11th July 2017

Receptive skills for English teachers: how to teach listening and reading

By Bryan Holmes

‘Receptive Skills’ (also known as ‘Passive Skills’, or reading and listening) are often contrasted with productive skills (speaking and writing).  When learning a new language learners tend to develop their receptive skills first and then acquire productive capability. It’s a complex relationship between the two as they all play a supporting role with developing other skills. For example, reading skills can be a supporting factor to the development of writing, whereas listening can improve speaking fluency.

Developing receptive skills can be particularly challenging especially when communicating with a fluent or native speaker.  Although starting a conversation may be done with relative ease, maintaining one poses greater challenges. Most likely learners may not recognize features of connected speech or idiomatic language which may lead to an unsuccessful interaction.

Similarly with reading, if the language or grammar is too complicated it makes the text unintelligible. The key difference between listening and reading is that when learners listen to information, they have much less support than when they are working with the written word on the page. Listening requires ‘real-time’ processing of language, and once the message has finished, there is no easy way to go back and check for meaning, as there is during reading.

The best way to improve receptive skills is from exposure whether from an enjoyable authentic text or a quality ESL text book. For example, television, music, books and magazines are great ways to build vocabulary while incidentally promoting learner autonomy. Coursebooks can provide a basic scaffold and are adapted for an ESL learner, whereas authentic materials provide exposure to real language use.

However, authentic materials can demotivate learners if the materials aren’t appropriately graded or applicable to their interests. It’s an important consideration to choose material which isn’t too difficult or easy, and also which relates culturally, so adaptation is an important consideration for teachers. Equally important are effectively staging a reading or listening lesson to maximize output. The below staging is an effective way to teach either a listening or reading lesson.

1) Pre-teach vocabulary

As with the ‘present’ stage of a vocabulary lesson, elicit, drill and concept check any vocabulary that you predict students will need to navigate the reading or listening material they will work with.

2) Gist reading/listening

When students have demonstrated their understanding of the target vocabulary, set a quick skimming task for students to get a first contact with the text or recording. Gist tasks can be in the form of true-false questions, paragraph matching, ordering or adding headings.

Remember: Make sure that you go through the task BEFORE you give them the reading text. If they don’t understand the task information, they will not be able to read or listen with purpose.

3) Detailed reading/listening

When students have got the gist of the text, they can move into some more detailed comprehension or language work. Set questions which deal with the relationships between points in the text, or which focus on use of specific language in the text or recording. This encourages a closer analysis of the information being presented.

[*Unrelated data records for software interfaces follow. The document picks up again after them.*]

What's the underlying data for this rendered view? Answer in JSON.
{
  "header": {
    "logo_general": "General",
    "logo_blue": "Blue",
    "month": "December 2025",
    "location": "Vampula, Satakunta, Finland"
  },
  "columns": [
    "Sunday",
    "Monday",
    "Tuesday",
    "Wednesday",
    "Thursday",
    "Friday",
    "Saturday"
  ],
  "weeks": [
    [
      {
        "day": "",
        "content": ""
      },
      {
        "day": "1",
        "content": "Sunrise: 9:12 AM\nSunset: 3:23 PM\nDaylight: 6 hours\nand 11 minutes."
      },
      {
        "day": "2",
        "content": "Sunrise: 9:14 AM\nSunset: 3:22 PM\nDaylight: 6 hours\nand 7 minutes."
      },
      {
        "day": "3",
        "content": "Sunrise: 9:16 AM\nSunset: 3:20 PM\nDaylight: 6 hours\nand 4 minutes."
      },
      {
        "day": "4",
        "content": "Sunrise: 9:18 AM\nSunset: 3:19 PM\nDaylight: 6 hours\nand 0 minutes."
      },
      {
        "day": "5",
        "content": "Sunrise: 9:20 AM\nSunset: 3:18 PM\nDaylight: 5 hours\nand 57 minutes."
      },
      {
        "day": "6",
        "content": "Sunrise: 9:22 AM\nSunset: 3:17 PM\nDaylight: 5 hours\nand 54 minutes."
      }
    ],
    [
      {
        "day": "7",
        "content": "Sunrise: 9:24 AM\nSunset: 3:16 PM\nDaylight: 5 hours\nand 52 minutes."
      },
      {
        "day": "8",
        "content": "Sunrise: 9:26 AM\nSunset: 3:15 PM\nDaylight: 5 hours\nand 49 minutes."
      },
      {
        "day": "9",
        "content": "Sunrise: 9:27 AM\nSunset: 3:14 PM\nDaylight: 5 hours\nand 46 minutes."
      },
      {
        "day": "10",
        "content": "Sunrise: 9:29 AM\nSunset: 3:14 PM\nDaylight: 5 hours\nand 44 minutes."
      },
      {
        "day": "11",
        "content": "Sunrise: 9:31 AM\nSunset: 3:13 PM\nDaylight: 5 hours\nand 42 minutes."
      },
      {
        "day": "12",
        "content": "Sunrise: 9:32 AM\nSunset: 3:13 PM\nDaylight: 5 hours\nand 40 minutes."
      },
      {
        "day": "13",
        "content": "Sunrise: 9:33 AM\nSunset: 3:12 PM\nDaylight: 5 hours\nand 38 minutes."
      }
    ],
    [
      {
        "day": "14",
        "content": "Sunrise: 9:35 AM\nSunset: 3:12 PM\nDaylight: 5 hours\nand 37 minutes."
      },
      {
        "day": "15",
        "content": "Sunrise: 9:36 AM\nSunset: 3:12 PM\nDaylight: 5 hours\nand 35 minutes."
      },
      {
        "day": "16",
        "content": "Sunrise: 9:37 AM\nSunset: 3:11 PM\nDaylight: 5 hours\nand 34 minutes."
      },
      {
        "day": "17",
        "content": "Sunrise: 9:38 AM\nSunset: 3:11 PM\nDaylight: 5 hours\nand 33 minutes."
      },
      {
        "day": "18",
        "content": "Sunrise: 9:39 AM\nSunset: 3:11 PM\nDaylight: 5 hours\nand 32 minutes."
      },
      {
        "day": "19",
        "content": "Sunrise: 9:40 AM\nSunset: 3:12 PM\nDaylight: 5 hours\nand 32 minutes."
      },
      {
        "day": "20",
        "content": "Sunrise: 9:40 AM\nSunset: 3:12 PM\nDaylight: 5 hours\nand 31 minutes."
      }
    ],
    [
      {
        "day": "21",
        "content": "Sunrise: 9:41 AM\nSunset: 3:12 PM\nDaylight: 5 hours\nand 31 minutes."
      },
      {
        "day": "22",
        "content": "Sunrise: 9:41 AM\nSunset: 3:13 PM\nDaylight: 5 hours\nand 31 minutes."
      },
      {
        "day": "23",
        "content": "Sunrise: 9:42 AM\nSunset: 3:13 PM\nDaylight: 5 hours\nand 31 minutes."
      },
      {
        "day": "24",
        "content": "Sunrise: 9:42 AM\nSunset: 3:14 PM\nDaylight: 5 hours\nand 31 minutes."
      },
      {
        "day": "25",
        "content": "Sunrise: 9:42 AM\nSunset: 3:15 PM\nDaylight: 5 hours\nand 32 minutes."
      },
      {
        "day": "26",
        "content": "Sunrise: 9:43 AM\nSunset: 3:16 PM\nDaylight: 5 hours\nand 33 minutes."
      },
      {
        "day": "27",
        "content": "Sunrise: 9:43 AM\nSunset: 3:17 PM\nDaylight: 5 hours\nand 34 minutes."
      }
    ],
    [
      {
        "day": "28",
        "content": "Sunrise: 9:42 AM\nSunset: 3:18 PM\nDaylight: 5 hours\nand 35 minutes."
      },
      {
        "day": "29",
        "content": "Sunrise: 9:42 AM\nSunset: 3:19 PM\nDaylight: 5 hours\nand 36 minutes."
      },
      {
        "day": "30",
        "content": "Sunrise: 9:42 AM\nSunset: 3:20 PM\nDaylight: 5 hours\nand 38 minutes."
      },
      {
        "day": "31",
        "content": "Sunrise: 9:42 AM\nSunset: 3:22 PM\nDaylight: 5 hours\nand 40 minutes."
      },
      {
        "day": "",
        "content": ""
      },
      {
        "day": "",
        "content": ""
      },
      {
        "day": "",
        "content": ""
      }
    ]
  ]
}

4) (optional) Response to text

A follow-up stage (which asks students to respond to what they have read or listened to) can consolidate the ideas presented in the text and engage students with the content they have read or listened to.

5) (optional) Vocabulary in Context

Another option for a post-reading stage is to examine the meanings of some other vocabulary items (which were not taught in the first PTV stage) in the context of the sentences and paragraphs where they appear in the reading or listening material.

Besides staging it’s also important to develop strategies rather than only practicing skills as you want to equip your students to practice outside the classroom. Listed below are some strategies to help your students improve their reading and listening skills.

Tips for making your reading and listening lessons shine

1. Encourage learners to read for enjoyment rather than just for study.
2. Avoid reading word for word, instead read an entire chunk and identify contextual clues to establish meaning of unknown language.
3. Look for key words such as nouns, verbs, adjectives, and adverbs as these words give information.
4. Make predictions before reading or listening. Doing so activates what is already known about the topic. Also, this builds confidence since the learner isn’t confronted immediately with what they don’t know.
5. Listen for key words (information words).
6. Practice reading for gist first and then detail, breaking up the reading makes the text manageable.
7. Practice, practice, practice!!!

So are you ready to have go? How can you improve your learner’s receptive skills?

Bryan Holmes is teacher trainer and the part time course director for the Trinity CertTESOL English for Asia. His qualifications include the Trinity CertTESOL , MATESOL, and Cambridge DELTA. He has a special interest in phonetics and phonology and has been teaching for 10 years.